Download this Paper Open PDF in Browser

Fips and Pets for RFID: Protecting Privacy in the Web of Radio Frequency Identification

54 Pages Posted: 4 Jan 2005  

Gal Eschet

Morrison & Foerster LLP

Multiple version iconThere are 2 versions of this paper


Radio Frequency Identification (RFID), like many other technologies, is a two-edged sword. On the one hand, this automatic identification technology would enable entirely unobstructed visibility into the supply chain, and would dramatically cut down on industry's costs. On the other hand, RFID carries less glamorous prospects for the other end of the supply chain, and raises consumer privacy issues both in, and outside of, the retail surroundings. Not only are there extended capabilities of data collection furnished by RFID technology, a new threat of tracking individuals has appeared.

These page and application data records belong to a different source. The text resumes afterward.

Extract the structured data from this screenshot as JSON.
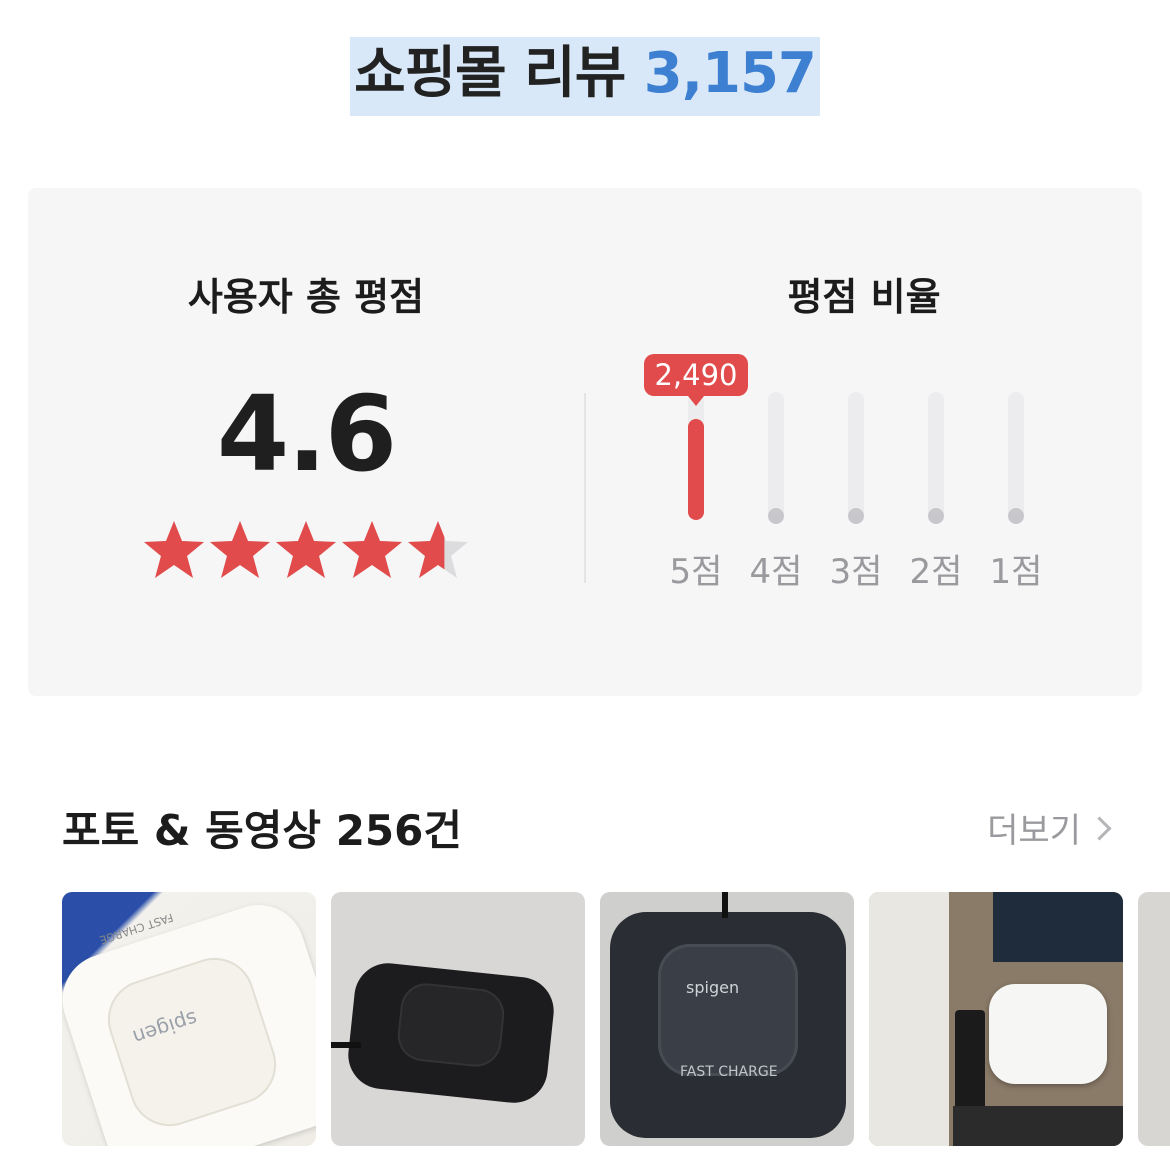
{
  "header": {
    "title": "쇼핑몰 리뷰",
    "review_count": "3,157"
  },
  "rating_summary": {
    "heading": "사용자 총 평점",
    "score": "4.6",
    "star_rating": 4.6,
    "max_stars": 5,
    "star_color": "#e24b4b"
  },
  "rating_ratio": {
    "heading": "평점 비율",
    "highlight_count": "2,490",
    "bars": [
      {
        "label": "5점",
        "ratio": 0.79,
        "highlight": true
      },
      {
        "label": "4점",
        "ratio": 0.0,
        "highlight": false
      },
      {
        "label": "3점",
        "ratio": 0.0,
        "highlight": false
      },
      {
        "label": "2점",
        "ratio": 0.0,
        "highlight": false
      },
      {
        "label": "1점",
        "ratio": 0.0,
        "highlight": false
      }
    ],
    "accent_color": "#e24b4b"
  },
  "photos_section": {
    "title": "포토 & 동영상 256건",
    "more_label": "더보기",
    "photos": [
      {
        "alt": "white wireless charger",
        "brand_text": "spigen",
        "badge": "FAST CHARGE"
      },
      {
        "alt": "black wireless charger",
        "brand_text": "",
        "badge": ""
      },
      {
        "alt": "black wireless charger top view",
        "brand_text": "spigen",
        "badge": "FAST CHARGE"
      },
      {
        "alt": "white charger on desk",
        "brand_text": "",
        "badge": ""
      },
      {
        "alt": "partial photo",
        "brand_text": "",
        "badge": ""
      }
    ]
  }
}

Inherent drawbacks in the Privacy Enhancing Technologies (PETs) that were developed in an attempt to address these concerns make it impossible, at least at this stage of development, for the technologies to independently provide a satisfactory response to the privacy concerns. Therefore, in order to achieve adequate privacy protection, industry's behavior should not only be directed by technology, but must also be regulated otherwise. This paper calls to embrace self-regulation measures, and argues that at this point, legislation or other governmental regulation are not yet warranted, as it may deny businesses and consumers of the benefits of the technology. For this purpose, existing Fair Information Practices (FIPs) offer a good baseline, but cannot be adopted as-is to RFID technology. The paper attempts to assess what fair information practices are to be adopted and how some of the existing principles should be adapted and tailored to the distinctive characteristics of RFID technology and its repercussions. The end result is a set of ten RFID-customized principles of fair information practices that could serve as the foundation of a strong privacy policy with respect to the usage of RFID tags, hopefully to be adopted by the industry.

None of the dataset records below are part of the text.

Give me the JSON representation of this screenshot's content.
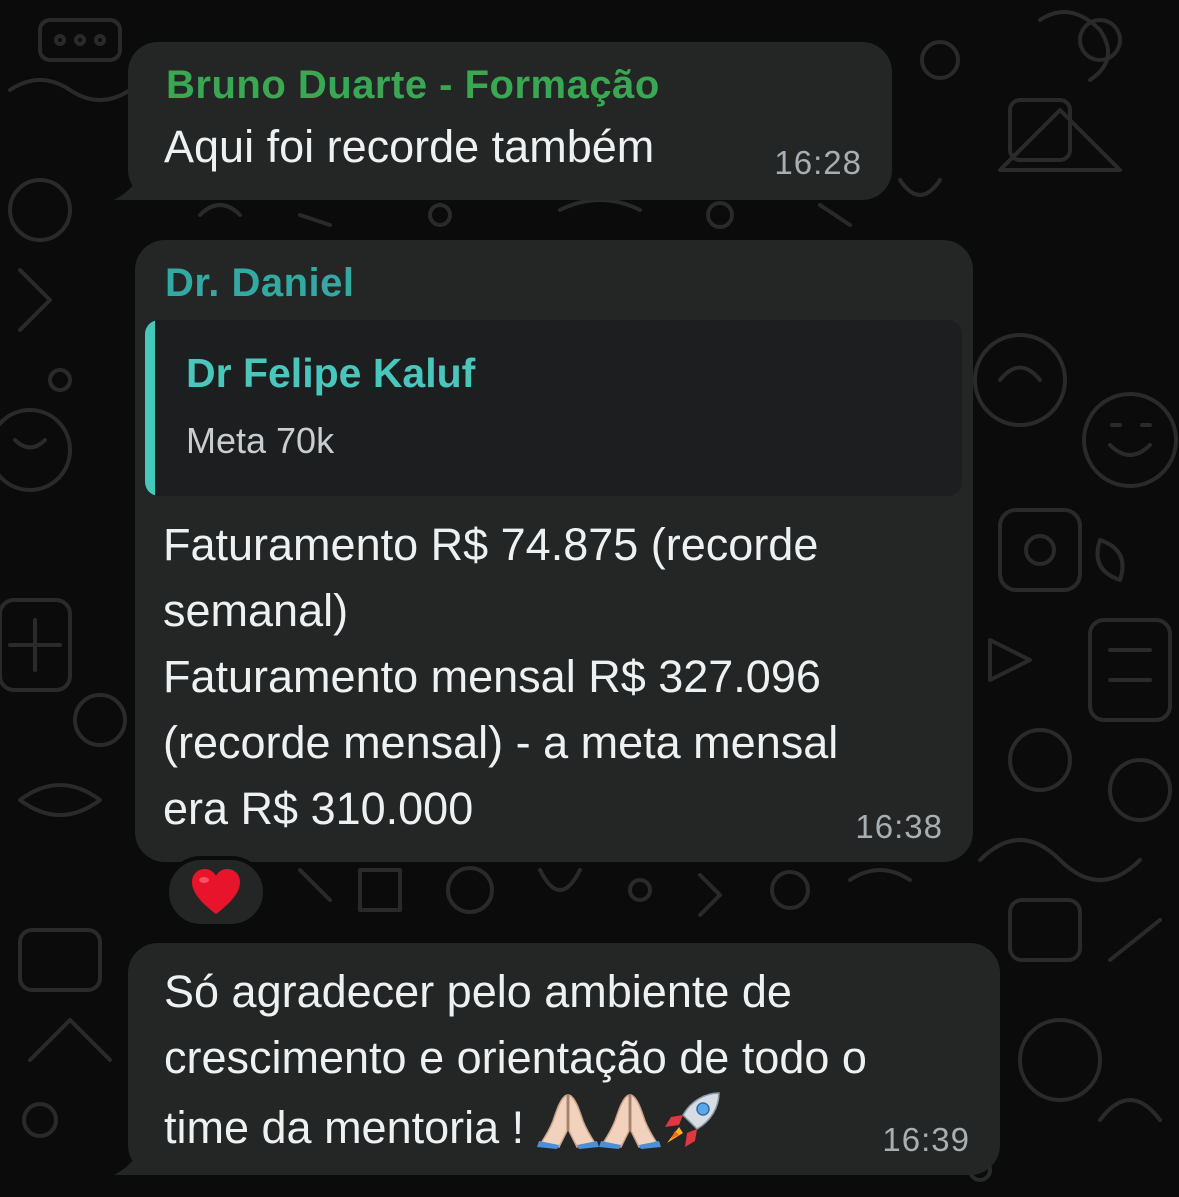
{
  "colors": {
    "bubble_bg": "#242626",
    "quote_bg": "#1c1e1f",
    "quote_accent": "#4ac7bc",
    "sender_green": "#3fbf5a",
    "sender_teal": "#35c1b8",
    "heart": "#e8142b"
  },
  "messages": [
    {
      "sender": "Bruno Duarte - Formação",
      "text": "Aqui foi recorde também",
      "time": "16:28"
    },
    {
      "sender": "Dr. Daniel",
      "quote": {
        "author": "Dr Felipe Kaluf",
        "text": "Meta 70k"
      },
      "lines": [
        "Faturamento R$ 74.875 (recorde",
        "semanal)",
        "Faturamento mensal R$ 327.096",
        "(recorde mensal) - a meta mensal",
        "era R$ 310.000"
      ],
      "time": "16:38",
      "reaction": "heart-emoji"
    },
    {
      "lines": [
        "Só agradecer pelo ambiente de",
        "crescimento e orientação de todo o",
        "time da mentoria ! "
      ],
      "emojis": [
        "folded-hands-emoji",
        "folded-hands-emoji",
        "rocket-emoji"
      ],
      "time": "16:39"
    }
  ]
}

Keywords: RFID, Privacy, Fair Information Practices, FIPs, Privacy Enhancing Technologies, PETs

JEL Classification: K39, K29

Suggested Citation

Eschet, Gal, Fips and Pets for RFID: Protecting Privacy in the Web of Radio Frequency Identification. Jurimetrics, Vol. 45, 2005. Available at SSRN:

Gal Eschet (Contact Author)

Morrison & Foerster LLP ( email )

425 Market Street
San Francisco, CA 94105
United States

Paper statistics

Abstract Views